The things we write, songs we sing, products we make, and services we provide all stem from a combination of experiences and influences we have acquire over the years of our existence. Just like we use ideas from various sources and implement them to become something we call our creation.

Imitate your hero

Every one of us has a role model. A superhero we can look up to and learn from. For me, that superhero is a sleepy fat cat call Garfield.

On the TV screen was this sleepy cat, his name is Garfield. He wasn’t particularly good at anything, and most times he was either lazing around or munching food. How did I come to like him, i can’t explain nor do I know the reason. He just happened to be the character that held my attention the most. I remembered religiously begging my parent to get me comic book of Garfield, to which they obliged. I wanted to create a character like Garfield to keep me company, so I have to draw it out. The problem was I didn’t know how to do it. So I went over to the kitchen drawer, hunted for the piece of baking paper and hurried off back to my room. Placing the comic book of Garfield over the baking paper, I started to trace over it. Slowly, the picture turned out to be half decent image of the fat cat.

Nice, I thought to myself.

So over time, I practised this act of drawing whenever I had a spare moment. Eventually, after casting aside what may looked like drawing of a mouse more than a fat cat, I can finally say I could draw a decent image of Garfield without the aid of tracing paper. The satisfaction was immense. That was my creation and I was proud of it.  It meant the world to me at that time. I had put the inspiration into practise and turned it into reality.

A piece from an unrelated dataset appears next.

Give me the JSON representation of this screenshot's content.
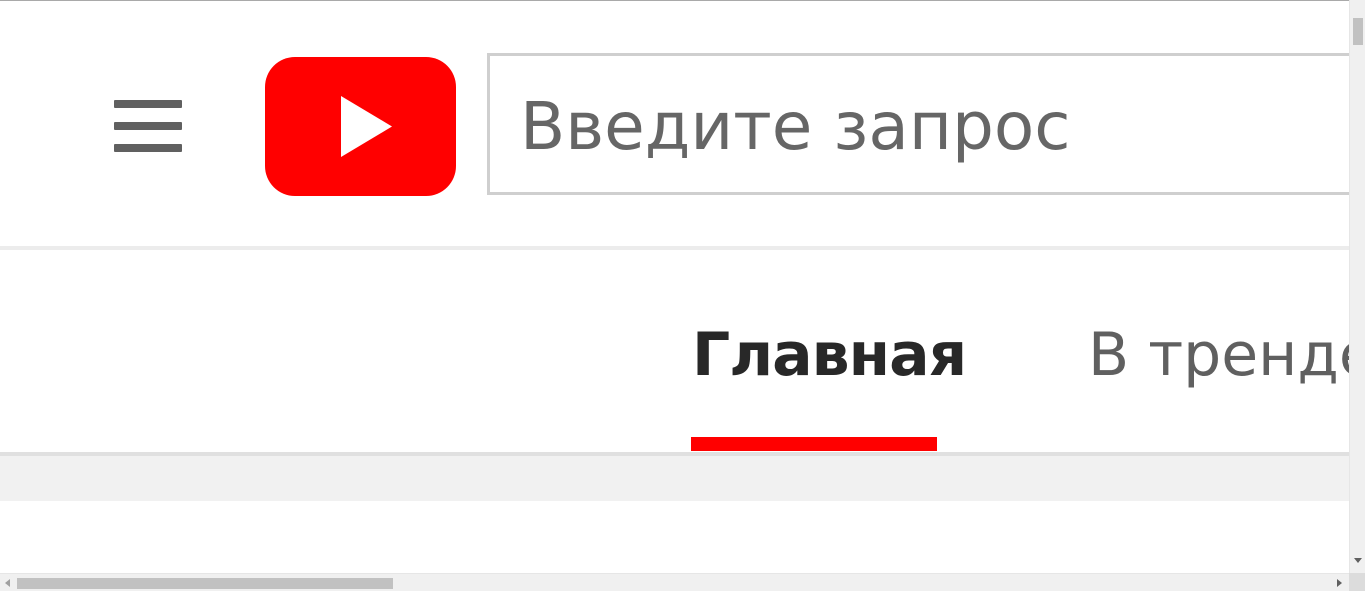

The simple process of creation

So the process of creation becomes something like this:

Copying–> Understanding–> Mastering

I outlined the shape, I understand the shade, and I finally master the strokes.

In our world we are living in, no one and nothing can be claimed to be truly original. If I ever hear someone whispering in my ears that something is original, I would just assume they haven’t seen something similar, or they are not aware the source of its origin.

As we progress and become more comfortable in our skills, we learn how to turn inspirations and combine ideas from diverse fields to call them our own.

Because every little steps involving copying.
Like the baby mimicking you picking your nose.

Four Years And Counting With iPhone 3G


 I don’t want to be pulled down into a cesspool of unnecessary consumerism and get a new device every year, just because I can.

Four years and counting with iPhone 3G. That’s not only a testament to the quality, it also inspires confidence that the product is manufactured to last.

The passing of time didn’t render the phone obsolete, it’s still a fine phone. Sluggish performance is to be expected, when the life cycle of smartphones these days hovers about 12 months or lesser.

With the abundance of new phones with tantalizing features wetting our appetite, there aren’t many out there who can resist the temptations to upgrade. It’s time to appreciate what we already have, evaluate its current value and put it into perspective.

The Slashing Game At Twitter

I’m never an active user of Twitter. I use it mainly as an outlet to stay in touch with the authors I like. So, like many others, I’m a passive user and Twitter is merely a platform for me to consume news. 

In the news lately are two services Twitter acquired over the years – Posterous and TweetDeck.

Less than a month after the announcement that Posterous will shut down its service, TweetDeck is the next casualty. The action is swift and decisive.

To that end, we are discontinuing support for our older apps: TweetDeck AIR, TweetDeck for Android and TweetDeck for iPhone. They will be removed from their respective app stores in early May and will stop functioning shortly thereafter.

With the direction Twitter is heading, and the control over third party apps, many developers are in line for similar fate.